* _YOUR GOAL_
Whenever a line below includes the word "term", copy that line.

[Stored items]
%%
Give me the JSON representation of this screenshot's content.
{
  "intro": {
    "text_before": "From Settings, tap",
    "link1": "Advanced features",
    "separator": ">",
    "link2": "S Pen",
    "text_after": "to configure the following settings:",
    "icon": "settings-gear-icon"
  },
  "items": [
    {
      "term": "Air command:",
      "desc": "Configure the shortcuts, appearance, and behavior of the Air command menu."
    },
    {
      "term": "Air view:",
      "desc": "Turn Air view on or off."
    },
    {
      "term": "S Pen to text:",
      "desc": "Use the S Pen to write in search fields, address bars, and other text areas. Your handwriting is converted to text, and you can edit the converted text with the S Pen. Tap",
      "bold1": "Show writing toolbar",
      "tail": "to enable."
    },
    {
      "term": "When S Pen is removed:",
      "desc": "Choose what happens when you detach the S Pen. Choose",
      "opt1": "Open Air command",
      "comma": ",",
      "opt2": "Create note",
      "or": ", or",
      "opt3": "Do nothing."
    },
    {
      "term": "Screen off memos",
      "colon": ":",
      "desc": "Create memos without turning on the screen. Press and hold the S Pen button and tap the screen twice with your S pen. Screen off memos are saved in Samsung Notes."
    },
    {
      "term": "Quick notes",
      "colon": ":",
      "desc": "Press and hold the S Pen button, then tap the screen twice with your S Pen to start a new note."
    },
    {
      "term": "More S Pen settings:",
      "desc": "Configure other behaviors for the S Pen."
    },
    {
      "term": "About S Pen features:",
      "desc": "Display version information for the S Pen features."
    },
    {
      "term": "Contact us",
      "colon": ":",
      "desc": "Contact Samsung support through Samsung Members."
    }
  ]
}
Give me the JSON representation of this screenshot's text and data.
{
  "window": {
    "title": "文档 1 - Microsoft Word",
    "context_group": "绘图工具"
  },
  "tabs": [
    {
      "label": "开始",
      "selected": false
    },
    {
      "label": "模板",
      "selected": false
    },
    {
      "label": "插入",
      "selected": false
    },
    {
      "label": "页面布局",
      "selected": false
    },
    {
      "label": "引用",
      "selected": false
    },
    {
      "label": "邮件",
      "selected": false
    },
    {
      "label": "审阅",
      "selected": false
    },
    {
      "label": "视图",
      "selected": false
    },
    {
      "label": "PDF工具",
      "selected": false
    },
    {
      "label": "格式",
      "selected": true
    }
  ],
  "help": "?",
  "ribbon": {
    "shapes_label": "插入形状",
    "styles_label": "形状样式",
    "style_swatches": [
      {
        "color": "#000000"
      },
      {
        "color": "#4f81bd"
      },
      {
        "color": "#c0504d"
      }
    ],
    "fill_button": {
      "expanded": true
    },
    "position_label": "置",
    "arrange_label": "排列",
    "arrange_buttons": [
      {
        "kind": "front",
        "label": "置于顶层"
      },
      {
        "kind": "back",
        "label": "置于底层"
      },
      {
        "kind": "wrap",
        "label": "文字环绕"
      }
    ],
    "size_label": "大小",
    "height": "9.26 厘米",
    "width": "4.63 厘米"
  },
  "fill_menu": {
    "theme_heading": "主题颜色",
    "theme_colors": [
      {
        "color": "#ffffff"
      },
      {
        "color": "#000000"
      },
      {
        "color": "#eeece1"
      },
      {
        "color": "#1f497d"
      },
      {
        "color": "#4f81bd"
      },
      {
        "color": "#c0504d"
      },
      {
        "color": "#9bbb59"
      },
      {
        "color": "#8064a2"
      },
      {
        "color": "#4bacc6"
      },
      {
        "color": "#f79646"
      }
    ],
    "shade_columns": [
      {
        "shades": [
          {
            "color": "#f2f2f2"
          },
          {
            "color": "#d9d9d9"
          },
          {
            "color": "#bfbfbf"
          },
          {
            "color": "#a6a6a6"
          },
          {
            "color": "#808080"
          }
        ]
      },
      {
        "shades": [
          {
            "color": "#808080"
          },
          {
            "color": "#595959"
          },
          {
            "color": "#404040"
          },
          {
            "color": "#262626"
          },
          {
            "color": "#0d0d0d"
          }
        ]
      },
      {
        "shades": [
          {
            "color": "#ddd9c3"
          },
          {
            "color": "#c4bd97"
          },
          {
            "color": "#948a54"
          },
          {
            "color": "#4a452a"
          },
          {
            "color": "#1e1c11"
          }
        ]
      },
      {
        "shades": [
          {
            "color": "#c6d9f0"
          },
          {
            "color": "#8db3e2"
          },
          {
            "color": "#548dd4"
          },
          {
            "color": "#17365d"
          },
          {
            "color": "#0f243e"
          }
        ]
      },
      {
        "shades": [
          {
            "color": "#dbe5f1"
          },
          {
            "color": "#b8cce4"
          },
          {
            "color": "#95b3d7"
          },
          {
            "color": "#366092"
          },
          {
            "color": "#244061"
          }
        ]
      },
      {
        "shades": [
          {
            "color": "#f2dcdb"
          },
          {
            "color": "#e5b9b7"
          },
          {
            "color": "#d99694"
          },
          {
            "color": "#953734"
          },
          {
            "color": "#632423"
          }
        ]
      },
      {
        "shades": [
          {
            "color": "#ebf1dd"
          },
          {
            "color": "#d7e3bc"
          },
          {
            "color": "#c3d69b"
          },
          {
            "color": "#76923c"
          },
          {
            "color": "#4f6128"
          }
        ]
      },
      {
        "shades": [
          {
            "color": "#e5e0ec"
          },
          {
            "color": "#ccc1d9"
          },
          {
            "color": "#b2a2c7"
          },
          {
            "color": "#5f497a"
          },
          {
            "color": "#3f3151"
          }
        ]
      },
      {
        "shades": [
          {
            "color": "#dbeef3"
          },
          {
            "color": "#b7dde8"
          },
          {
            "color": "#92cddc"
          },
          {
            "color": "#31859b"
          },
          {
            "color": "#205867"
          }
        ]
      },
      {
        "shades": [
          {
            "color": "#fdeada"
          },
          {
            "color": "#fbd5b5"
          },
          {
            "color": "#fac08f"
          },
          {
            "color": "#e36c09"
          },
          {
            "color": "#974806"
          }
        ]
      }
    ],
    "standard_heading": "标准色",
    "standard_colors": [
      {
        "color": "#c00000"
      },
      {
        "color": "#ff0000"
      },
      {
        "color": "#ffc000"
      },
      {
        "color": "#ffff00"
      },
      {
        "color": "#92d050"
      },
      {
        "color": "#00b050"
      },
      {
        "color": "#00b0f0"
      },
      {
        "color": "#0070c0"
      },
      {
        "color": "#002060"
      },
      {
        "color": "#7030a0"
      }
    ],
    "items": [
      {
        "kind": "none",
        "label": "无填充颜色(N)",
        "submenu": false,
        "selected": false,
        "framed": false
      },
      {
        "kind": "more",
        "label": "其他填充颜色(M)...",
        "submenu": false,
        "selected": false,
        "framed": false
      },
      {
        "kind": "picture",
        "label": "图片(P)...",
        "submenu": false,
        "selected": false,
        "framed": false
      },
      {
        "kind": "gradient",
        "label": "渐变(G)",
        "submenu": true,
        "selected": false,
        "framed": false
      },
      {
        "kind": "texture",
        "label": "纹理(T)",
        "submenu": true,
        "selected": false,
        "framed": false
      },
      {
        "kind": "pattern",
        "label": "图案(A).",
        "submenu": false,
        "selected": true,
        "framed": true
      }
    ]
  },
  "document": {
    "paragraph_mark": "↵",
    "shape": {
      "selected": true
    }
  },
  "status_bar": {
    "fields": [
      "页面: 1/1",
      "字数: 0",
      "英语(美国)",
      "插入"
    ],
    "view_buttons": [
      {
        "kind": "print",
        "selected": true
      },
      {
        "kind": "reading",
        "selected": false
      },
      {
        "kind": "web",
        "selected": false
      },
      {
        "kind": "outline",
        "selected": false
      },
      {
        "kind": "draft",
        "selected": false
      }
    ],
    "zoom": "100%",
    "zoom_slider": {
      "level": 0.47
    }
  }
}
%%
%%
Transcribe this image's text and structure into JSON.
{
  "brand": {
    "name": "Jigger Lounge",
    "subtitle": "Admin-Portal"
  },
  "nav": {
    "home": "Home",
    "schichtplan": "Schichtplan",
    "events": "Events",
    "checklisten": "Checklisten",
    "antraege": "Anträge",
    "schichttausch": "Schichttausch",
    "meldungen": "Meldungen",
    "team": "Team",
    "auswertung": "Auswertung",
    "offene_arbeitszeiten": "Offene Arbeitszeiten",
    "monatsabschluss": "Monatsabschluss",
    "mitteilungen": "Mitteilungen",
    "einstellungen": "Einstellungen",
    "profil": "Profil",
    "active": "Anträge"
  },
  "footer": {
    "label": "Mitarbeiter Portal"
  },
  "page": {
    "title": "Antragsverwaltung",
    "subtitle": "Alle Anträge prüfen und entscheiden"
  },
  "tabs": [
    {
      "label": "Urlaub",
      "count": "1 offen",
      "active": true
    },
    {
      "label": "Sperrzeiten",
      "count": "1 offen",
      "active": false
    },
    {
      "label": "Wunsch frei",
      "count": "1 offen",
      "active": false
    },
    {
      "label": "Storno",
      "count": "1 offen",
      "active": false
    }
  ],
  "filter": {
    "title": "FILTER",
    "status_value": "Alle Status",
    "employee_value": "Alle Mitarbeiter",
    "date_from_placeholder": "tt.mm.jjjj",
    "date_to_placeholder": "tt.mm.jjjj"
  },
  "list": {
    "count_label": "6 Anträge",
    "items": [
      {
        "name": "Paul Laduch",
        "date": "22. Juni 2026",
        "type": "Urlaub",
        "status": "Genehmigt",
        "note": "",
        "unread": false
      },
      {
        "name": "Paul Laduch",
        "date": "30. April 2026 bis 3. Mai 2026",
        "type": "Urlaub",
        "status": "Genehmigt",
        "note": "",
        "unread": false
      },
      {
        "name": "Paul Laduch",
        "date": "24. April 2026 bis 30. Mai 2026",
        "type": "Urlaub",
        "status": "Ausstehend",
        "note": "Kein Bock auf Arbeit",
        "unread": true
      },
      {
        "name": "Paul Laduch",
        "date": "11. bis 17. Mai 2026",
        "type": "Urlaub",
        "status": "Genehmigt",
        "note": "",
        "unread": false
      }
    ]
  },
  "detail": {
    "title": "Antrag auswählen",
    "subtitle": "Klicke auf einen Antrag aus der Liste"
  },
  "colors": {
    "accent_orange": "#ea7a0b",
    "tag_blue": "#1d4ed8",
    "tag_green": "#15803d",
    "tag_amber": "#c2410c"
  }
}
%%
* _SOLUTION FOR THIS EXERCISE_
      "term": "Air command:",
      "term": "Air view:",
      "term": "S Pen to text:",
      "term": "When S Pen is removed:",
      "term": "Screen off memos",
      "term": "Quick notes",
      "term": "More S Pen settings:",
      "term": "About S Pen features:",
      "term": "Contact us",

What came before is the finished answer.